Hello! What is your stance on the digital vs analog sound? Also, I totally agree with you in the fancy cables, conductivity is conductivity. Good reads though. Thanks!

Hi there! Thanks, its always nice to have some feedback! 🙂
About my stance on the neverending digital vs analog sound wars, I enjoy digital sound….I shall now put my shootgun over the shoulder and wait for the analog lovers! XD Let them come!
In a more serious way I think (and I said this in the past) all digital studio gear is light years ahead of the harsh bad recordings of the first years of the audio compact disc, the same goes for digital players.
I like my experience with music to be a constant one, tapes and Vinyl degrade over time and I don’t enjoy the problems related with that.
Now I do enjoy the analog feel some digital recordings have, its fun to have hiss on a digital recording when you need a nostalgic feel on the recording.

That being said, I believe the format should be as faithful and constant as the day it was first played.
I also think one should have the best digital quality possible, but anything above 24bits, 96khz wont bring anything new to the music unless you have a really good system and bat ears…
So yea I’m not an analog guy but I can hear digital recordings of vinyl just fine! 😉

Vinyl resurgence, because people want beautiful stuff.

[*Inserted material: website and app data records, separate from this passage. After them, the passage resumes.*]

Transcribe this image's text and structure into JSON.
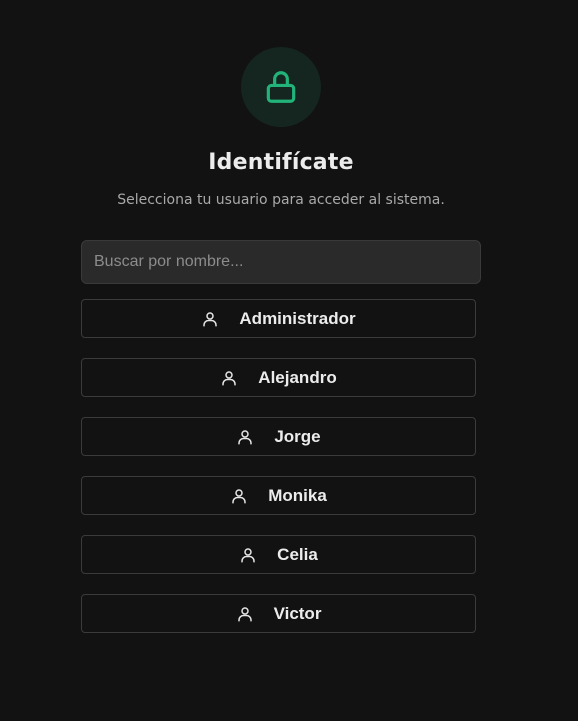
{
  "header": {
    "icon": "lock-icon",
    "accent_color": "#22b37a",
    "title": "Identifícate",
    "subtitle": "Selecciona tu usuario para acceder al sistema."
  },
  "search": {
    "value": "",
    "placeholder": "Buscar por nombre..."
  },
  "users": [
    {
      "name": "Administrador",
      "icon": "user-icon"
    },
    {
      "name": "Alejandro",
      "icon": "user-icon"
    },
    {
      "name": "Jorge",
      "icon": "user-icon"
    },
    {
      "name": "Monika",
      "icon": "user-icon"
    },
    {
      "name": "Celia",
      "icon": "user-icon"
    },
    {
      "name": "Victor",
      "icon": "user-icon"
    }
  ]
}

The other day I read somewhere that vinyl sales are on the rise again, people are buying more and more records and the amazing fact is that the buyers all mostly young people.
In a Mp3 and file sharing world young people are actually buying big, not practical records of old days, but why?
My first reaction was hype, young people are like pigeons they follow each other threads but it must have something behind it to appeal to such a large crowd.

In my modest opinion people enjoy the massive artwork and the little cult you have before playing a record, lets face it tumblr is full of photos of records and people enjoy sharing their record stores and market finds.

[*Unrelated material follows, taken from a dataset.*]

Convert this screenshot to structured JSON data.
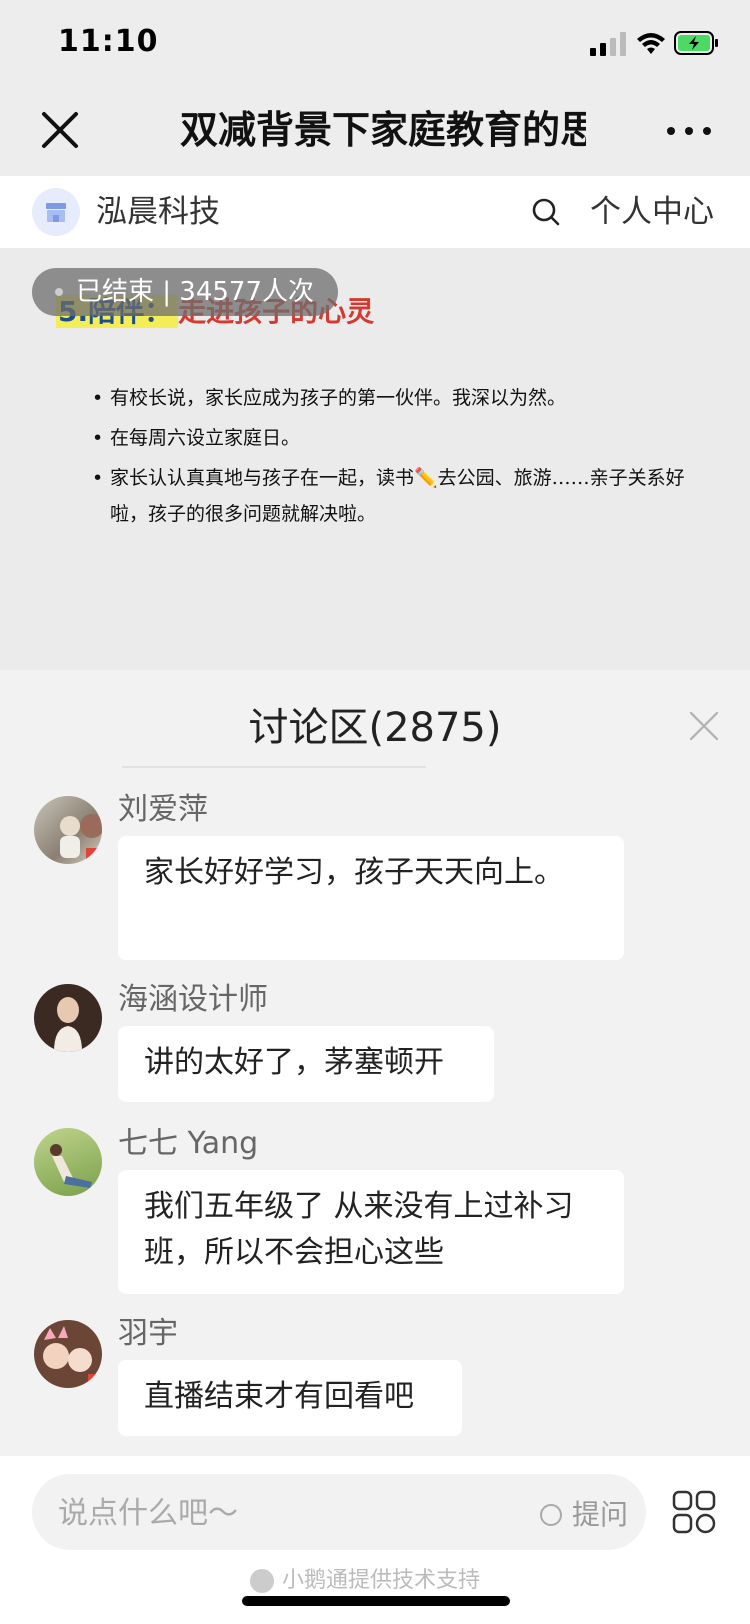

I think this is a lesson for music editors all around the world, people buy stuff to collect and if you make it they will come.

I respect people who enjoy vinyl and have fun hearing music from it! (Just don’t tell me its better in sound quality or I’ll bite like a hellhound )
    
From a record shop commercial point of view if people buy lots of records the prices will rise again, so beware of high prices in a not so far future.
As for me I’ll keep my lossless collection and compact disc one also.